Dataset rows for apps and sites:

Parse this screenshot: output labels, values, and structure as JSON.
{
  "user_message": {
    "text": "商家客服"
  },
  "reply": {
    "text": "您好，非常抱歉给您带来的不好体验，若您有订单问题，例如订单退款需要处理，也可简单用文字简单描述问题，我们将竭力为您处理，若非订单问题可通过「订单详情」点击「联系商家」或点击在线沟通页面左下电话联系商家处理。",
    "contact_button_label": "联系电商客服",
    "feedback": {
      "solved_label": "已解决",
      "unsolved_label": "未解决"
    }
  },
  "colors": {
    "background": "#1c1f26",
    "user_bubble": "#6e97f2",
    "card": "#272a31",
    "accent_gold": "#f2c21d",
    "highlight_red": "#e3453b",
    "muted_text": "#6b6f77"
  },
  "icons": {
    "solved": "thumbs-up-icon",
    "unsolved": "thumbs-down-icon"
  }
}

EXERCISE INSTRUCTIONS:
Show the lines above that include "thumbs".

EXERCISE RESPONSE:
    "solved": "thumbs-up-icon",
    "unsolved": "thumbs-down-icon"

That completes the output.